The rough words that Yudhishtira heard were spoken in a harsh tone. Soon, the Yaksha became visible. He had an enormous mountain-like body and unusual eyes. He was lit up like a brilliant fire. He was seated comfortably on a tree. He roared aloud like thunder.
इमे ते भ्रातरो राजन्
वार्यमाणा मयासकृत् ।
ततो वै सूदिता मया ॥ २२
O king, these, your brothers,
cautioned by me repeatedly
forcibly took the water
That’s why I killed them
न पेयमुदकं राजन्प्राणानिह परीप्सता ।
पार्थ मा साहसं कार्षीर्म म पूर्वपरिग्रहः ।
प्रश्नानुक्त्वा तु कौन्तेय ततः पिब हरस्व च ॥ २३
One who wishes to live shouldn’t drink this water, O king
Don’t act rashly, O son of Pritha!
This is my lake; answer my questions first,
O son of Kunti, and then drink water freely!
नैवाहं कामये यक्ष
तव पूर्वपरिग्रहम् ।
सन्तो हि पुरुषाः सदा ॥ २४
O Yaksha, I don’t desire for
what belongs to you
Harbouring such desires is
never praised by great people
प्रशंसेत्पुरुषः प्रभो ।
यथाप्रज्ञं तु ते प्रश्नान्
प्रतिवक्ष्यामि पृच्छ माम् ॥ २५
It is not good to praise
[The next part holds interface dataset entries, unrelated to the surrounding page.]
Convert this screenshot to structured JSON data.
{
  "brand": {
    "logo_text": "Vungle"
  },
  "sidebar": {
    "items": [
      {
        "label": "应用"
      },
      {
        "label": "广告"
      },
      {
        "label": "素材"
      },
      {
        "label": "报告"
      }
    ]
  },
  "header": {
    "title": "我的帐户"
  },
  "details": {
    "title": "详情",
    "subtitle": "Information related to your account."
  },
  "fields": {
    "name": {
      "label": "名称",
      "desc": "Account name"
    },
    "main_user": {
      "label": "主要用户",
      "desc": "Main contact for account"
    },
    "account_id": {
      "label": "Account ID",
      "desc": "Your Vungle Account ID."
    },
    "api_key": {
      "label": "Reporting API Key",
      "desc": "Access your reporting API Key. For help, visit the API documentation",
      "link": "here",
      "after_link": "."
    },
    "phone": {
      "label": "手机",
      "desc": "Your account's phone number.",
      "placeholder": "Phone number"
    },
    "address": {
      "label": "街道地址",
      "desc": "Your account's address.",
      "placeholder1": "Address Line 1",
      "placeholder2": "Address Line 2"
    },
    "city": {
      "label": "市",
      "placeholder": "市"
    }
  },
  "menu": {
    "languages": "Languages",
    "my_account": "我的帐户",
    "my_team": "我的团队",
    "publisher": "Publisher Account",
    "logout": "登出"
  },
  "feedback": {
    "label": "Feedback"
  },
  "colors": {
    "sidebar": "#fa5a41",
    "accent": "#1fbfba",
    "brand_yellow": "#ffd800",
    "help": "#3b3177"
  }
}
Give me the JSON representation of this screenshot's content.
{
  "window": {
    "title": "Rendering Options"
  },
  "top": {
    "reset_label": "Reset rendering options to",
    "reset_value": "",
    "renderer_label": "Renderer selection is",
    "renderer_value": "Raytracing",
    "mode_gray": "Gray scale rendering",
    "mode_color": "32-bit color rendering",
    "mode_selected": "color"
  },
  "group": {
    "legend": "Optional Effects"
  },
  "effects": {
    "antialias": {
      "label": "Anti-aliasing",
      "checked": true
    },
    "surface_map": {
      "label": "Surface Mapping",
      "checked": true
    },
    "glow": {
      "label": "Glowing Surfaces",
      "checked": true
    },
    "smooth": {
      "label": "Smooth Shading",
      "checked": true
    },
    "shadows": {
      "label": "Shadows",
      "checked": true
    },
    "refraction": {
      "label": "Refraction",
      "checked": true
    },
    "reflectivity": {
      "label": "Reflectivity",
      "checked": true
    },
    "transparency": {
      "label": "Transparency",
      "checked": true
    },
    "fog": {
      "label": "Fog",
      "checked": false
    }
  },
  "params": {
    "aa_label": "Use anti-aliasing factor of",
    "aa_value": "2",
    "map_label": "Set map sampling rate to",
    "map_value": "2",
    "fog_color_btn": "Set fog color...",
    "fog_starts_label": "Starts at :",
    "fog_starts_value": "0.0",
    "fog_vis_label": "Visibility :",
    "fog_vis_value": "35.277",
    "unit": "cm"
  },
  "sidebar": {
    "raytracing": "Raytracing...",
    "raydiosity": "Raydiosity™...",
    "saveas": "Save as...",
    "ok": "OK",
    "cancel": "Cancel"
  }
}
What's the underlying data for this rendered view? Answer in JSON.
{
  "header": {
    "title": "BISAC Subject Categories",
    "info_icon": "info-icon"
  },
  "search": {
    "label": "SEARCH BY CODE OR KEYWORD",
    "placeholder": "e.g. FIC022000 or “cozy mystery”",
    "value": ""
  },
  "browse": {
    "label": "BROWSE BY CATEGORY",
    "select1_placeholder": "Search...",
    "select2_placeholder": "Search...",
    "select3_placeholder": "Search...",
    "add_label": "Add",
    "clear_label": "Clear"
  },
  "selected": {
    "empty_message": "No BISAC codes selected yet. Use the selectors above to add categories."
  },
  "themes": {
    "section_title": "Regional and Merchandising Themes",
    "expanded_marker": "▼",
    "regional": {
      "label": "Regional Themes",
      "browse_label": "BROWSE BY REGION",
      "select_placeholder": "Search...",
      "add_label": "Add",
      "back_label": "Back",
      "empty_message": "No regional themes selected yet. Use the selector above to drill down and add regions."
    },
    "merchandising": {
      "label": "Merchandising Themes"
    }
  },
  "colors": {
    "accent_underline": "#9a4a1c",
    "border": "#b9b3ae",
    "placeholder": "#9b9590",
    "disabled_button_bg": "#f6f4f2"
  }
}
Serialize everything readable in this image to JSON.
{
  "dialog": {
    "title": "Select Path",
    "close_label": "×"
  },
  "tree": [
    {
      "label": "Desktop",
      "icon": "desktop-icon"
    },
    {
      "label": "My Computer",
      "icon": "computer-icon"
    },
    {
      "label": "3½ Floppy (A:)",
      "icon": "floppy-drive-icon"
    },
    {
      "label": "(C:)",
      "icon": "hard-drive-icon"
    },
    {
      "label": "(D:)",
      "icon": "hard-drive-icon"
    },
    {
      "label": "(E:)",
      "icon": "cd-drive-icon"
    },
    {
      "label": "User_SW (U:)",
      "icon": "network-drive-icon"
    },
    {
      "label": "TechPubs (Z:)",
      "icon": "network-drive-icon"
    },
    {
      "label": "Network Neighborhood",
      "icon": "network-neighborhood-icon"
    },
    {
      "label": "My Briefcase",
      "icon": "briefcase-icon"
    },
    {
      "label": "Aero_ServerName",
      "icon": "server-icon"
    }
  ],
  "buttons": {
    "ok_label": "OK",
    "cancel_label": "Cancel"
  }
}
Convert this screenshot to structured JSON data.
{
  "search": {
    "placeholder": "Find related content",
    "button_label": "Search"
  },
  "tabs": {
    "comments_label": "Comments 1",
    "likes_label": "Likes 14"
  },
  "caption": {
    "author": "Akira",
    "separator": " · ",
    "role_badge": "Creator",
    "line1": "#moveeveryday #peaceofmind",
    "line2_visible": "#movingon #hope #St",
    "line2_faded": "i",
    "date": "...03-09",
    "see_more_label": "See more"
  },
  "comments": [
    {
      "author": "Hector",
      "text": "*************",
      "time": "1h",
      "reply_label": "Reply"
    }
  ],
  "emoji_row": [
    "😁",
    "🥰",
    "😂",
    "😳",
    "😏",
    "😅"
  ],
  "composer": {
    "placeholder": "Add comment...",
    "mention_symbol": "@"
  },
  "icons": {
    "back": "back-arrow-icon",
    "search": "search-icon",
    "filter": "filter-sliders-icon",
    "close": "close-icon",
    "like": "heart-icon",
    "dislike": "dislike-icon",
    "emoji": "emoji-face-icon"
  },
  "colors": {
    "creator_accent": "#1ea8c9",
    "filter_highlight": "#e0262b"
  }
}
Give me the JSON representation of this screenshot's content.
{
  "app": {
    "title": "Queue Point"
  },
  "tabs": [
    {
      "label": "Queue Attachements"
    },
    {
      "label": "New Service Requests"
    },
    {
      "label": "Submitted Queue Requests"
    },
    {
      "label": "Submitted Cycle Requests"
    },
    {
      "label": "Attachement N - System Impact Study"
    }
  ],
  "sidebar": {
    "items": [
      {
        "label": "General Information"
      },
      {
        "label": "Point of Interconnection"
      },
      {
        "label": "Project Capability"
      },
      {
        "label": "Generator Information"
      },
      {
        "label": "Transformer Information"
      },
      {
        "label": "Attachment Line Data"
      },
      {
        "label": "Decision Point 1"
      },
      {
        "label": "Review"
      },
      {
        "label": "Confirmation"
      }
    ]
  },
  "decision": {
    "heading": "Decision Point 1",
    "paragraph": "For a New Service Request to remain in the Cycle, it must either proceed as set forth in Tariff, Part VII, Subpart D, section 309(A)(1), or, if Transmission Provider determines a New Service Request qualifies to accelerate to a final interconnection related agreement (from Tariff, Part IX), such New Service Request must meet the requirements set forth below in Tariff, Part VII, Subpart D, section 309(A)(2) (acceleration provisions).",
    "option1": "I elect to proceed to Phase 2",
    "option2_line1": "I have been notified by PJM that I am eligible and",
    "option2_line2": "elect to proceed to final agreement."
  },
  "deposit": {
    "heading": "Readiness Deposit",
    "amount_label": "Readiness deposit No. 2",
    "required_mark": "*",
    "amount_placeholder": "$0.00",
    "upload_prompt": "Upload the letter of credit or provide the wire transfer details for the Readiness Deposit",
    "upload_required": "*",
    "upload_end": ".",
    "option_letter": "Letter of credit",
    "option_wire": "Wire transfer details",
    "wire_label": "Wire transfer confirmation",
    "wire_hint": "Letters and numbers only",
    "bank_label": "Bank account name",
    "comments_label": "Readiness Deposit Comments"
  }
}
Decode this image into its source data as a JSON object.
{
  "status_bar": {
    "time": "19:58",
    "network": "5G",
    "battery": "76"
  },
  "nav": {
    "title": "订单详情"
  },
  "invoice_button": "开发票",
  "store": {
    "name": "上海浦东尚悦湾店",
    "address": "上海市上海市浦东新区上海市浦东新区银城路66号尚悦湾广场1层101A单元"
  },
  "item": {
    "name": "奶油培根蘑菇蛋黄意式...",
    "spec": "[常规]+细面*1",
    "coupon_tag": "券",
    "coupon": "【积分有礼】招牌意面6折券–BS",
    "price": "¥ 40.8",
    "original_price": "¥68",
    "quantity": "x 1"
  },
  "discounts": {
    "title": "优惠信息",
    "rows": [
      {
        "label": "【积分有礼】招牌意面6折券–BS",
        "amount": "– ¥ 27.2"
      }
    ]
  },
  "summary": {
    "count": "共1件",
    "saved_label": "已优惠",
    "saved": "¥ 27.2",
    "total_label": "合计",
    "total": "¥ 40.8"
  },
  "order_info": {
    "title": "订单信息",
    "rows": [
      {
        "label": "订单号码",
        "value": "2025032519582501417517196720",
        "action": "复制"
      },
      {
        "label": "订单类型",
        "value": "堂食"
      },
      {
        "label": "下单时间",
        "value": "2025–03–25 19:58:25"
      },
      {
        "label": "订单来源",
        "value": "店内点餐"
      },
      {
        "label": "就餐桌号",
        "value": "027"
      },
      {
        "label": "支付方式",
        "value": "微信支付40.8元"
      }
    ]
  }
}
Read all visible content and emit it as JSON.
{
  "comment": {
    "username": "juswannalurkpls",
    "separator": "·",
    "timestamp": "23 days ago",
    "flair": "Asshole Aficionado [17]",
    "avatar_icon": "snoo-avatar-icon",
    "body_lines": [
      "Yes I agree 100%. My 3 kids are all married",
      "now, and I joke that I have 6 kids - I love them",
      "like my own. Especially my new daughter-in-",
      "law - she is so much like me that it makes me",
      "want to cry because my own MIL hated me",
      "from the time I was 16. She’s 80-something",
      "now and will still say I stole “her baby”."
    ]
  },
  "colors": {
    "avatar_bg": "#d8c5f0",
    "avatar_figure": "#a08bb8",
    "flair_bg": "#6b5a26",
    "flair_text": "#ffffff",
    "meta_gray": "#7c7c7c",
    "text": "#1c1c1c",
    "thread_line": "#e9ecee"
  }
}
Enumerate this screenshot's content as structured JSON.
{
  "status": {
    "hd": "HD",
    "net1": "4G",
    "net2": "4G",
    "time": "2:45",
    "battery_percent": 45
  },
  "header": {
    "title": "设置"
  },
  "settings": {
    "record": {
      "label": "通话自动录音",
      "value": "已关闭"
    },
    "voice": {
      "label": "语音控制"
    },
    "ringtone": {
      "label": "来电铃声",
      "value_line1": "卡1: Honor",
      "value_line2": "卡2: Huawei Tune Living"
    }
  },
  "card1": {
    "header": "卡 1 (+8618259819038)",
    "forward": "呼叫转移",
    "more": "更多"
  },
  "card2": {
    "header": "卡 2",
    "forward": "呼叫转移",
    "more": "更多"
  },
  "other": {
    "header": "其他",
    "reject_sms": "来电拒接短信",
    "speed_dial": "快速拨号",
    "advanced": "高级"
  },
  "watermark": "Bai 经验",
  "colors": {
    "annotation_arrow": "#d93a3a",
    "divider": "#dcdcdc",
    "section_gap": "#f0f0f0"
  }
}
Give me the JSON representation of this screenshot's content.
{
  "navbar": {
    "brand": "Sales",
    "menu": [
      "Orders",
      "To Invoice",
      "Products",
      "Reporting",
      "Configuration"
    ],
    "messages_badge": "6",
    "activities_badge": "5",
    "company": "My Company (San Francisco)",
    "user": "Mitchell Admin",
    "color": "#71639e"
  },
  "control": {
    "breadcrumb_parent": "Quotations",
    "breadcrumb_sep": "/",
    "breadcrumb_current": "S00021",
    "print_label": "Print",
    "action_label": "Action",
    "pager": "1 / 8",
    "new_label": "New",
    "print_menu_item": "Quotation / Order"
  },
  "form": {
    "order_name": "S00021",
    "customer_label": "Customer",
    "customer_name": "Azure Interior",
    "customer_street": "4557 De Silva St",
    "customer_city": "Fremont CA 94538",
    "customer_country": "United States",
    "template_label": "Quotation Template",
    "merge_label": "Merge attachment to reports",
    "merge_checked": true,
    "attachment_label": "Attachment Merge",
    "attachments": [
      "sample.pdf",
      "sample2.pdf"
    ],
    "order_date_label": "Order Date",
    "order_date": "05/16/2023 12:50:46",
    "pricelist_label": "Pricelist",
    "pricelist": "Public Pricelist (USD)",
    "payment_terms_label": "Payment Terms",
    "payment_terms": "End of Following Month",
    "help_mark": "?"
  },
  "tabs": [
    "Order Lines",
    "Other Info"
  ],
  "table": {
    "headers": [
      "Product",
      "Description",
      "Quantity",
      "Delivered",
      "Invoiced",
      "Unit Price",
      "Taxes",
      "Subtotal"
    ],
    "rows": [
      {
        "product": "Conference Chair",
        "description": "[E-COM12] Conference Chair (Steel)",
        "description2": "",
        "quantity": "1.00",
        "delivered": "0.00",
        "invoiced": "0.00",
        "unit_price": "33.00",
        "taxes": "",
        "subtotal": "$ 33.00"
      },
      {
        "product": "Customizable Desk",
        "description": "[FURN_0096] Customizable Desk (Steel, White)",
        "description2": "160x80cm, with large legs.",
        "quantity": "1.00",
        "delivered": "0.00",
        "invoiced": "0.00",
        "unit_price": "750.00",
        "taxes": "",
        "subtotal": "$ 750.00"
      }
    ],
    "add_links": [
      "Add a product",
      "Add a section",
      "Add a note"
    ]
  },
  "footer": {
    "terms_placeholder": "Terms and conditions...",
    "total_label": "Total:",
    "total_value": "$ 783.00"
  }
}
one’s own self, O mighty one
Question me and I will answer
to the best of my ability
के च तस्याभितश्चराः ।
कस्मिंश्च प्रतितिष्ठति ॥ २६
Who makes the sun rise?
Who are those worthy of being in his presence?
Who makes the sun set?
Where does the sun reside?
धर्मश्चास्तं नयति च
सत्ये च प्रतितिष्ठति ॥ २७
Brahman makes the sun rise
Those who move around him are the devas
Dharma makes the sun set
It resides in Satya
केन स्विच्छ्रोत्रियो भवति
केन स्विद्विन्दते महत् ।
राजन्केन च बुद्धिमान् ॥ २८
How does one become learned?
How does one attain greatness?
How does one get a companion?
O king, how does one become intelligent?
श्रुतेन श्रोत्रियो भवति
तपसा विन्दते महत् ।
बुद्धिमान्वृद्धसेवया ॥ २९
One becomes learned by listening and study
One attains greatness by tireless efforts
One gets a companion by being courageous
One becomes intelligent by serving elders
किं ब्राह्मणानां देवत्वं
कश्च धर्मः सतामिव ।
कश्चैषां मानुषो भावः
किमेषामसतामिव ॥ ३०
How does a brahmana attain divinity?
What is his true dharma?
What is the human trait of brahmanas?
What is the wrong path for a brahmana?
स्वाध्याय एषां देवत्वं
तप एषां सतामिव ।
मरणं मानुषो भावः
परिवादोऽसतामिव ॥ ३१
A brahmana attains divinity by self-study (svadhyaya)
Tapas is the right action for him
Death is the humanly trait of a brahmana
The wrong path is to blame others
To be continued...